_Requirement_. From the first line to the last, reproduce the data exactly.

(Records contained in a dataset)
▽

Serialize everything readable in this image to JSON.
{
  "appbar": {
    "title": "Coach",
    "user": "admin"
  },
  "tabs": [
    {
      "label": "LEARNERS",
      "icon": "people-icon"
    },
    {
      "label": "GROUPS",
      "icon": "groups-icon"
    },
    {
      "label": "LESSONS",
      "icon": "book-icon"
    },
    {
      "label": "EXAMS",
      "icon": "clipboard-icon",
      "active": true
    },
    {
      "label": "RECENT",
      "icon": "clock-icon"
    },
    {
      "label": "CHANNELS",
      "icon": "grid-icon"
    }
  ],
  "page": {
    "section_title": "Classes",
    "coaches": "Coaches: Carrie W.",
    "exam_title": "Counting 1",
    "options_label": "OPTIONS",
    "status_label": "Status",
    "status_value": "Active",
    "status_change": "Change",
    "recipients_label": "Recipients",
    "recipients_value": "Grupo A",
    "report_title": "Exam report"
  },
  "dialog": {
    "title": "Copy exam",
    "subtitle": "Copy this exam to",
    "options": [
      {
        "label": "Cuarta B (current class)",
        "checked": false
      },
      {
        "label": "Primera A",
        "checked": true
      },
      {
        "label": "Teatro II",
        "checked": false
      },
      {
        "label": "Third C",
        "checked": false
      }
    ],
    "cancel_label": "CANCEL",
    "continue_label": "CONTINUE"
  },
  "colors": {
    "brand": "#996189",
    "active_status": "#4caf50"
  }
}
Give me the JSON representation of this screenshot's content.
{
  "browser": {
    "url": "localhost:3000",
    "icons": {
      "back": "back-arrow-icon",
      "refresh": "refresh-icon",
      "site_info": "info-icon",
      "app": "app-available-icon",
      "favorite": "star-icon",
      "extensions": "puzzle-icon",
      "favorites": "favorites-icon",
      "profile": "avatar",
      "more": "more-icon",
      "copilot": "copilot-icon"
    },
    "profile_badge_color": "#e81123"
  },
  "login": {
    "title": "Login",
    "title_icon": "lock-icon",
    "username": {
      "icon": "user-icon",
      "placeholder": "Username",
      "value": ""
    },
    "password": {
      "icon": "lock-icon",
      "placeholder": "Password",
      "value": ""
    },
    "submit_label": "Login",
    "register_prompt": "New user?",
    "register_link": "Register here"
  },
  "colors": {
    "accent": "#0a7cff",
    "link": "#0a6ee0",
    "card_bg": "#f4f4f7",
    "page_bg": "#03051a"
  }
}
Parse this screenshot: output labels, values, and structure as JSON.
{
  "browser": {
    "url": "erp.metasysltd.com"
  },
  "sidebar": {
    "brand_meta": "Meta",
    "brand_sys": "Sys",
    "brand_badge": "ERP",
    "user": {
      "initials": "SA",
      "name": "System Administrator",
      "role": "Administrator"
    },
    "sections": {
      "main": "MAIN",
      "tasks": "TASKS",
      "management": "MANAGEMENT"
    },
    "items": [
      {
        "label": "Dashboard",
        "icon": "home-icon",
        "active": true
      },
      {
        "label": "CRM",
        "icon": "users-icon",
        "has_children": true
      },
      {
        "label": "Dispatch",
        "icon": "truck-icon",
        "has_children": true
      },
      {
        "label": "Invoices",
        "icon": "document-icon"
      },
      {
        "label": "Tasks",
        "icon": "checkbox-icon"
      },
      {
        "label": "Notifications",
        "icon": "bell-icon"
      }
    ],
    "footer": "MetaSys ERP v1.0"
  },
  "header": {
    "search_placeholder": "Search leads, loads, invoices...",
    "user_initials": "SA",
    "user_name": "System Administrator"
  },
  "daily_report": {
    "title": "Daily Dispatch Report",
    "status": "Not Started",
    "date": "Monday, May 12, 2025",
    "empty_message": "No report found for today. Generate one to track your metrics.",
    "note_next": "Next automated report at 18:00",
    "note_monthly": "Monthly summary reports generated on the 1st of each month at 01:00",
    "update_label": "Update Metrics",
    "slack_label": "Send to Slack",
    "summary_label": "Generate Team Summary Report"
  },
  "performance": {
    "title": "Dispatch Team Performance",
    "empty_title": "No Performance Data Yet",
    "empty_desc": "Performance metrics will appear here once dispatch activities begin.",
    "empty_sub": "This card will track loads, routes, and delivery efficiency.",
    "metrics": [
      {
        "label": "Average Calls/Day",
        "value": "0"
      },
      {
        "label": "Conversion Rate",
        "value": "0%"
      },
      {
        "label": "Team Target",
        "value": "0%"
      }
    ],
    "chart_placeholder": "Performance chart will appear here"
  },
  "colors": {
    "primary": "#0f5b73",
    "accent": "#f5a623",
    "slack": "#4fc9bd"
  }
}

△

_Exercise output_.
Serialize everything readable in this image to JSON.
{
  "appbar": {
    "title": "Coach",
    "user": "admin"
  },
  "tabs": [
    {
      "label": "LEARNERS",
      "icon": "people-icon"
    },
    {
      "label": "GROUPS",
      "icon": "groups-icon"
    },
    {
      "label": "LESSONS",
      "icon": "book-icon"
    },
    {
      "label": "EXAMS",
      "icon": "clipboard-icon",
      "active": true
    },
    {
      "label": "RECENT",
      "icon": "clock-icon"
    },
    {
      "label": "CHANNELS",
      "icon": "grid-icon"
    }
  ],
  "page": {
    "section_title": "Classes",
    "coaches": "Coaches: Carrie W.",
    "exam_title": "Counting 1",
    "options_label": "OPTIONS",
    "status_label": "Status",
    "status_value": "Active",
    "status_change": "Change",
    "recipients_label": "Recipients",
    "recipients_value": "Grupo A",
    "report_title": "Exam report"
  },
  "dialog": {
    "title": "Copy exam",
    "subtitle": "Copy this exam to",
    "options": [
      {
        "label": "Cuarta B (current class)",
        "checked": false
      },
      {
        "label": "Primera A",
        "checked": true
      },
      {
        "label": "Teatro II",
        "checked": false
      },
      {
        "label": "Third C",
        "checked": false
      }
    ],
    "cancel_label": "CANCEL",
    "continue_label": "CONTINUE"
  },
  "colors": {
    "brand": "#996189",
    "active_status": "#4caf50"
  }
}
Give me the JSON representation of this screenshot's content.
{
  "browser": {
    "url": "localhost:3000",
    "icons": {
      "back": "back-arrow-icon",
      "refresh": "refresh-icon",
      "site_info": "info-icon",
      "app": "app-available-icon",
      "favorite": "star-icon",
      "extensions": "puzzle-icon",
      "favorites": "favorites-icon",
      "profile": "avatar",
      "more": "more-icon",
      "copilot": "copilot-icon"
    },
    "profile_badge_color": "#e81123"
  },
  "login": {
    "title": "Login",
    "title_icon": "lock-icon",
    "username": {
      "icon": "user-icon",
      "placeholder": "Username",
      "value": ""
    },
    "password": {
      "icon": "lock-icon",
      "placeholder": "Password",
      "value": ""
    },
    "submit_label": "Login",
    "register_prompt": "New user?",
    "register_link": "Register here"
  },
  "colors": {
    "accent": "#0a7cff",
    "link": "#0a6ee0",
    "card_bg": "#f4f4f7",
    "page_bg": "#03051a"
  }
}
Parse this screenshot: output labels, values, and structure as JSON.
{
  "browser": {
    "url": "erp.metasysltd.com"
  },
  "sidebar": {
    "brand_meta": "Meta",
    "brand_sys": "Sys",
    "brand_badge": "ERP",
    "user": {
      "initials": "SA",
      "name": "System Administrator",
      "role": "Administrator"
    },
    "sections": {
      "main": "MAIN",
      "tasks": "TASKS",
      "management": "MANAGEMENT"
    },
    "items": [
      {
        "label": "Dashboard",
        "icon": "home-icon",
        "active": true
      },
      {
        "label": "CRM",
        "icon": "users-icon",
        "has_children": true
      },
      {
        "label": "Dispatch",
        "icon": "truck-icon",
        "has_children": true
      },
      {
        "label": "Invoices",
        "icon": "document-icon"
      },
      {
        "label": "Tasks",
        "icon": "checkbox-icon"
      },
      {
        "label": "Notifications",
        "icon": "bell-icon"
      }
    ],
    "footer": "MetaSys ERP v1.0"
  },
  "header": {
    "search_placeholder": "Search leads, loads, invoices...",
    "user_initials": "SA",
    "user_name": "System Administrator"
  },
  "daily_report": {
    "title": "Daily Dispatch Report",
    "status": "Not Started",
    "date": "Monday, May 12, 2025",
    "empty_message": "No report found for today. Generate one to track your metrics.",
    "note_next": "Next automated report at 18:00",
    "note_monthly": "Monthly summary reports generated on the 1st of each month at 01:00",
    "update_label": "Update Metrics",
    "slack_label": "Send to Slack",
    "summary_label": "Generate Team Summary Report"
  },
  "performance": {
    "title": "Dispatch Team Performance",
    "empty_title": "No Performance Data Yet",
    "empty_desc": "Performance metrics will appear here once dispatch activities begin.",
    "empty_sub": "This card will track loads, routes, and delivery efficiency.",
    "metrics": [
      {
        "label": "Average Calls/Day",
        "value": "0"
      },
      {
        "label": "Conversion Rate",
        "value": "0%"
      },
      {
        "label": "Team Target",
        "value": "0%"
      }
    ],
    "chart_placeholder": "Performance chart will appear here"
  },
  "colors": {
    "primary": "#0f5b73",
    "accent": "#f5a623",
    "slack": "#4fc9bd"
  }
}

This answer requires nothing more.